● Work required: Among the records that follow, find each line holding the word "timestamp" and copy it.

● Provided information:
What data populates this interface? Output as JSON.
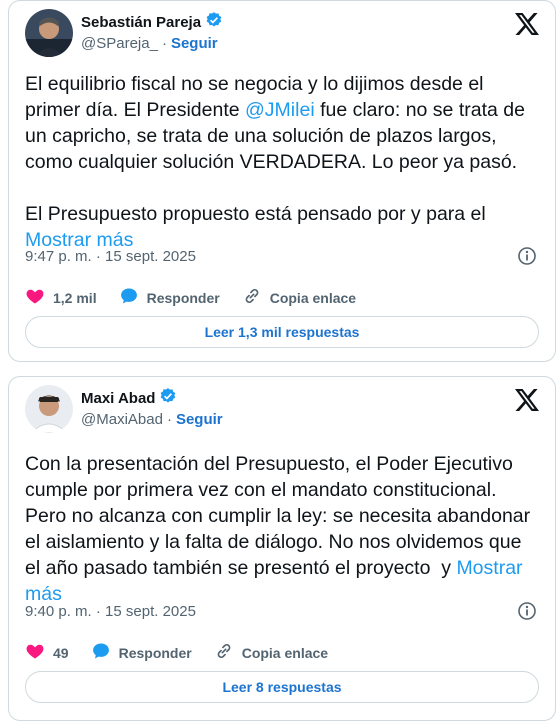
{
  "tweets": [
    {
      "author_name": "Sebastián Pareja",
      "handle": "@SPareja_",
      "separator": "·",
      "follow_label": "Seguir",
      "text_before": "El equilibrio fiscal no se negocia y lo dijimos desde el primer día. El Presidente ",
      "mention": "@JMilei",
      "text_after": " fue claro: no se trata de un capricho, se trata de una solución de plazos largos, como cualquier solución VERDADERA. Lo peor ya pasó.\n\nEl Presupuesto propuesto está pensado por y para el ",
      "show_more": "Mostrar más",
      "timestamp": "9:47 p. m. · 15 sept. 2025",
      "likes": "1,2 mil",
      "reply_label": "Responder",
      "copy_label": "Copia enlace",
      "replies_button": "Leer 1,3 mil respuestas"
    },
    {
      "author_name": "Maxi Abad",
      "handle": "@MaxiAbad",
      "separator": "·",
      "follow_label": "Seguir",
      "text_before": "Con la presentación del Presupuesto, el Poder Ejecutivo cumple por primera vez con el mandato constitucional. Pero no alcanza con cumplir la ley: se necesita abandonar el aislamiento y la falta de diálogo. No nos olvidemos que el año pasado también se presentó el proyecto  y ",
      "mention": "",
      "text_after": "",
      "show_more": "Mostrar más",
      "timestamp": "9:40 p. m. · 15 sept. 2025",
      "likes": "49",
      "reply_label": "Responder",
      "copy_label": "Copia enlace",
      "replies_button": "Leer 8 respuestas"
    }
  ],
  "colors": {
    "accent": "#1d9bf0",
    "follow": "#1d74cf",
    "heart": "#f91880",
    "verified": "#1d9bf0",
    "muted": "#536471",
    "border": "#cfd9de"
  },
  "icons": [
    "verified-badge-icon",
    "x-logo-icon",
    "info-icon",
    "heart-icon",
    "reply-bubble-icon",
    "link-icon"
  ]
}
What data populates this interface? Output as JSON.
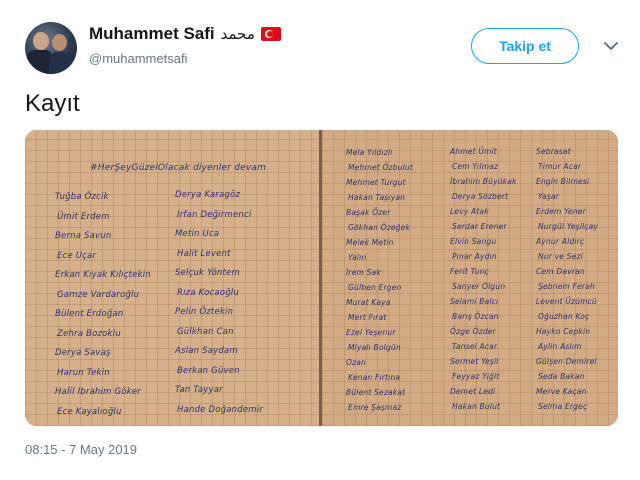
{
  "user": {
    "display_name": "Muhammet Safi",
    "arabic_name": "محمد",
    "flag_icon": "turkey-flag-icon",
    "handle": "@muhammetsafi"
  },
  "follow_button": {
    "label": "Takip et",
    "color": "#1da1f2"
  },
  "tweet": {
    "text": "Kayıt",
    "timestamp": "08:15 - 7 May 2019"
  },
  "media": {
    "left_page": {
      "heading": "#HerŞeyGüzelOlacak diyenler devam",
      "col1": [
        "Tuğba Özcik",
        "Ümit Erdem",
        "Berna Savun",
        "Ece Uçar",
        "Erkan Kıyak Kılıçtekin",
        "Gamze Vardaroğlu",
        "Bülent Erdoğan",
        "Zehra Bozoklu",
        "Derya Savaş",
        "Harun Tekin",
        "Halil Ibrahim Göker",
        "Ece Kayalıoğlu"
      ],
      "col2": [
        "Derya Karagöz",
        "Irfan Değirmenci",
        "Metin Uca",
        "Halit Levent",
        "Selçuk Yöntem",
        "Rıza Kocaoğlu",
        "Pelin Öztekin",
        "Gülkhan Can",
        "Aslan Saydam",
        "Berkan Güven",
        "Tan Tayyar",
        "Hande Doğandemir"
      ]
    },
    "right_page": {
      "col1": [
        "Mela Yıldızlı",
        "Mehmet Özbulut",
        "Mehmet Turgut",
        "Hakan Taşıyan",
        "Başak Özer",
        "Gökhan Özeğek",
        "Melek Metin",
        "Yalın",
        "İrem Sak",
        "Gülben Ergen",
        "Murat Kaya",
        "Mert Fırat",
        "Ezel Yeşenur",
        "Miyalı Bolgün",
        "Ozan",
        "Kenan Fırtına",
        "Bülent Sezakat",
        "Emre Şaşmaz"
      ],
      "col2": [
        "Ahmet Ümit",
        "Cem Yılmaz",
        "İbrahim Büyükak",
        "Derya Sözbert",
        "Levy Atak",
        "Serdar Erener",
        "Elvin Sangu",
        "Pınar Aydın",
        "Ferit Tunç",
        "Sanyer Olgun",
        "Selami Balcı",
        "Barış Özcan",
        "Özge Özder",
        "Tansel Acar",
        "Sermet Yeşil",
        "Feyyaz Yiğit",
        "Demet Ledi",
        "Hakan Bulut"
      ],
      "col3": [
        "Sebrasat",
        "Timur Acar",
        "Engin Bilmesi",
        "Yaşar",
        "Erdem Yener",
        "Nurgül Yeşilçay",
        "Aynur Aldırç",
        "Nur ve Sezi",
        "Cem Davran",
        "Şebnem Ferah",
        "Levent Üzümcü",
        "Oğuzhan Koç",
        "Hayko Cepkin",
        "Aylin Aslım",
        "Gülşen Demirel",
        "Seda Bakan",
        "Merve Kaçan",
        "Selma Ergeç"
      ]
    }
  }
}
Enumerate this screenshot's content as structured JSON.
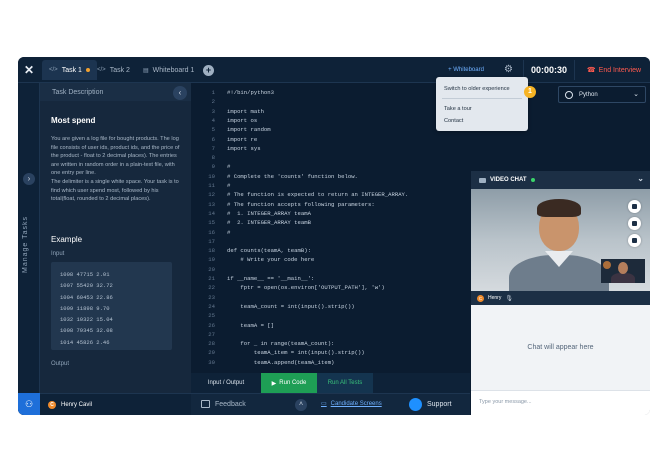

● Solution below:
      "timestamp": "9:47 p. m. · 15 sept. 2025",
      "timestamp": "9:40 p. m. · 15 sept. 2025",
    "timestamp": "08:15 - 7 May 2019"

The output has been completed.